What to work on |
Everything in the records except the pictures must be copied out exactly.

Records for processing |
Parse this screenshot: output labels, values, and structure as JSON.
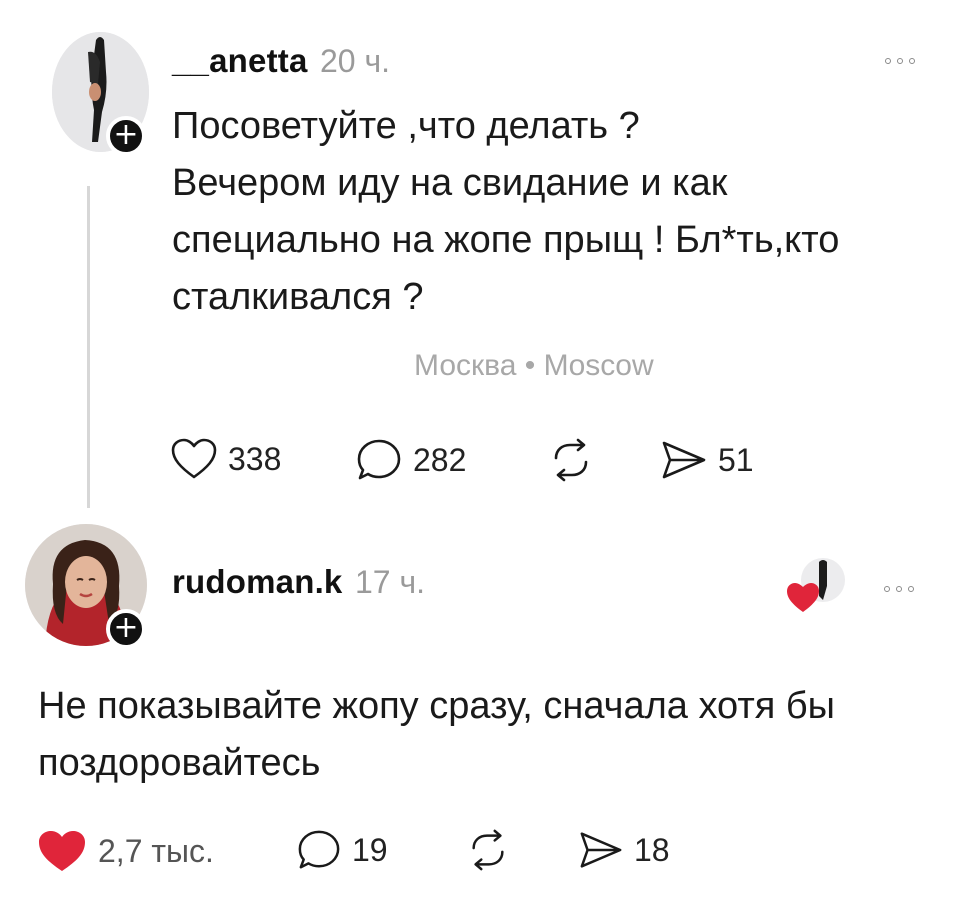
{
  "post": {
    "username": "__anetta",
    "time": "20 ч.",
    "lines": [
      "Посоветуйте ,что делать ?",
      "Вечером иду на свидание и как",
      "специально на жопе прыщ ! Бл*ть,кто",
      "сталкивался ?"
    ],
    "location": "Москва • Moscow",
    "likes": "338",
    "comments": "282",
    "shares": "51"
  },
  "reply": {
    "username": "rudoman.k",
    "time": "17 ч.",
    "lines": [
      "Не показывайте жопу сразу, сначала хотя бы",
      "поздоровайтесь"
    ],
    "likes": "2,7 тыс.",
    "comments": "19",
    "shares": "18"
  },
  "icons": {
    "follow": "+",
    "like": "heart-icon",
    "like_active": "heart-filled-icon",
    "comment": "comment-bubble-icon",
    "repost": "repost-arrows-icon",
    "share": "send-arrow-icon",
    "more": "more-dots-icon"
  },
  "colors": {
    "like_active": "#e0253a",
    "muted": "#9a9a9a"
  }
}
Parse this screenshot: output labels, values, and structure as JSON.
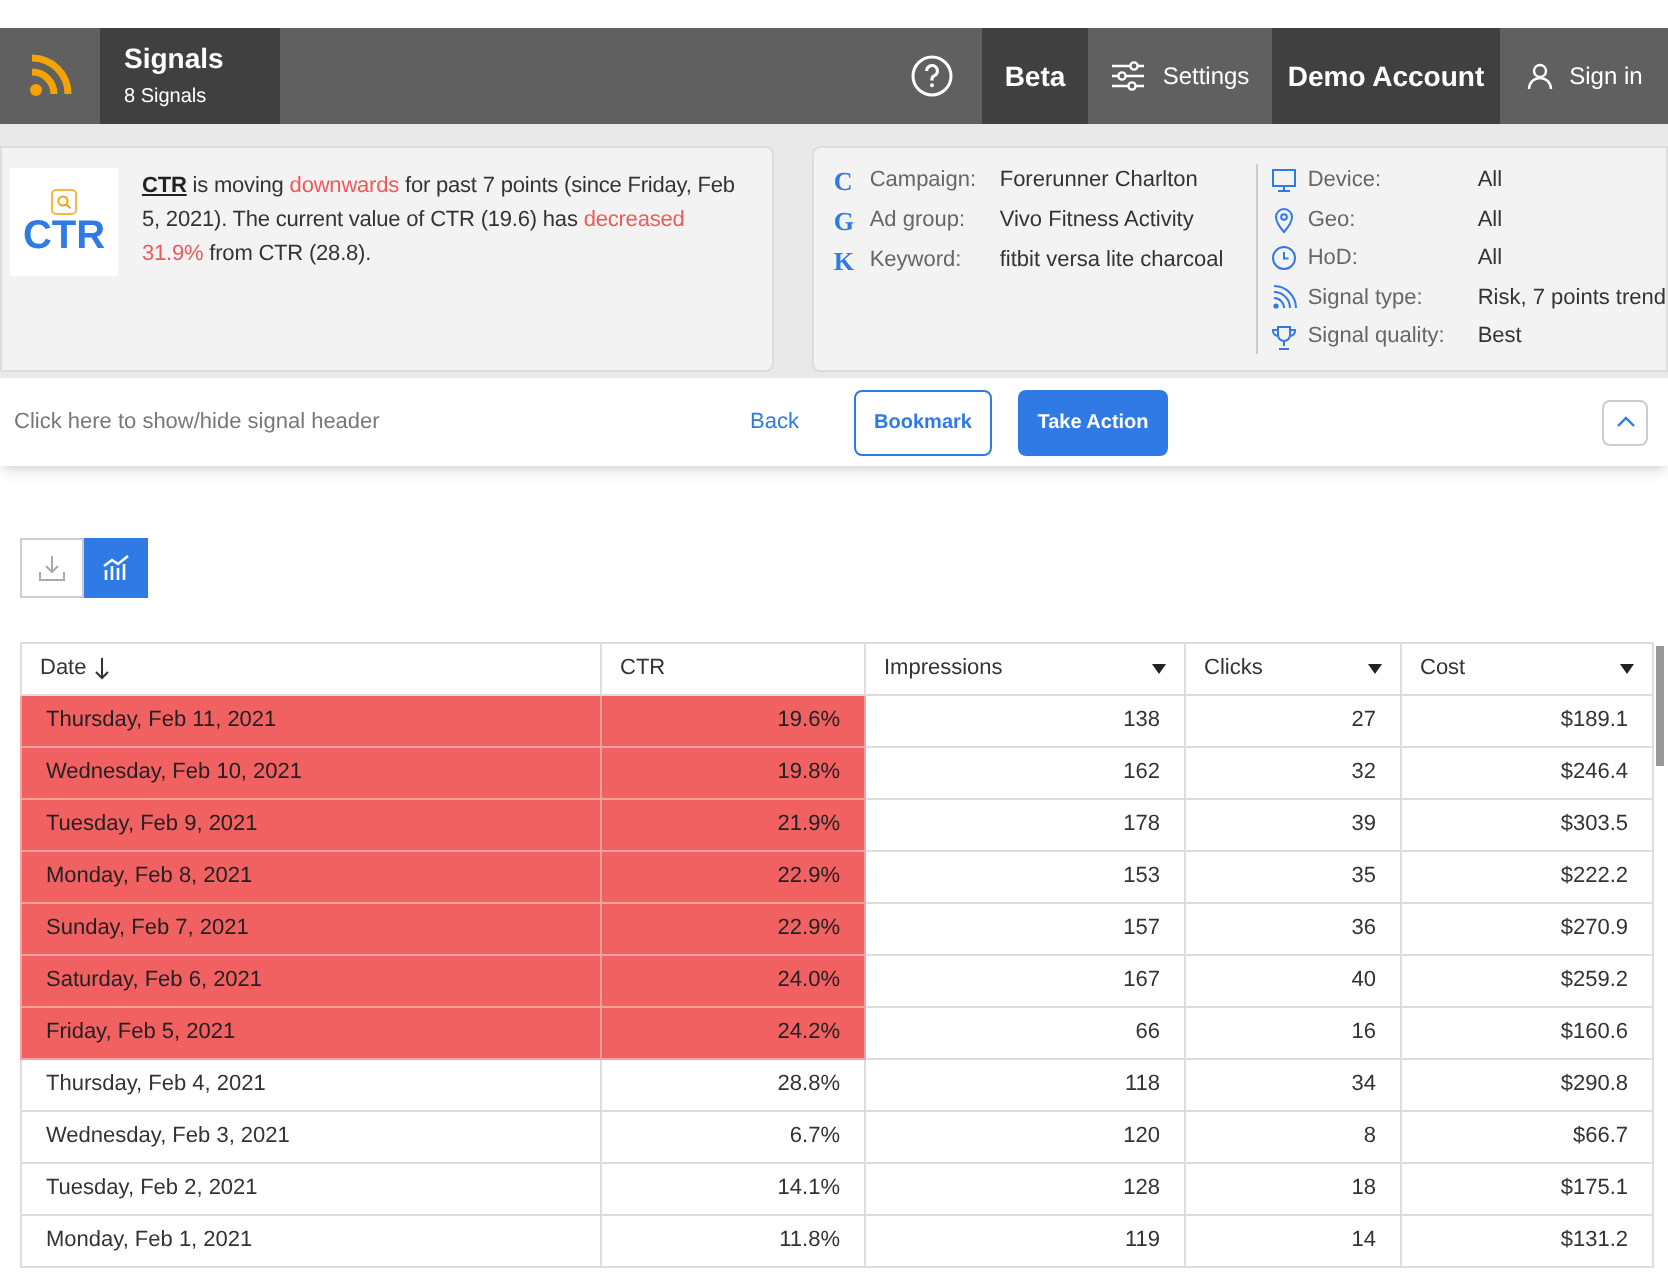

Result of this task |
Parse this screenshot: output labels, values, and structure as JSON.
{
  "post": {
    "username": "__anetta",
    "time": "20 ч.",
    "lines": [
      "Посоветуйте ,что делать ?",
      "Вечером иду на свидание и как",
      "специально на жопе прыщ ! Бл*ть,кто",
      "сталкивался ?"
    ],
    "location": "Москва • Moscow",
    "likes": "338",
    "comments": "282",
    "shares": "51"
  },
  "reply": {
    "username": "rudoman.k",
    "time": "17 ч.",
    "lines": [
      "Не показывайте жопу сразу, сначала хотя бы",
      "поздоровайтесь"
    ],
    "likes": "2,7 тыс.",
    "comments": "19",
    "shares": "18"
  },
  "icons": {
    "follow": "+",
    "like": "heart-icon",
    "like_active": "heart-filled-icon",
    "comment": "comment-bubble-icon",
    "repost": "repost-arrows-icon",
    "share": "send-arrow-icon",
    "more": "more-dots-icon"
  },
  "colors": {
    "like_active": "#e0253a",
    "muted": "#9a9a9a"
  }
}
Parse this screenshot: output labels, values, and structure as JSON.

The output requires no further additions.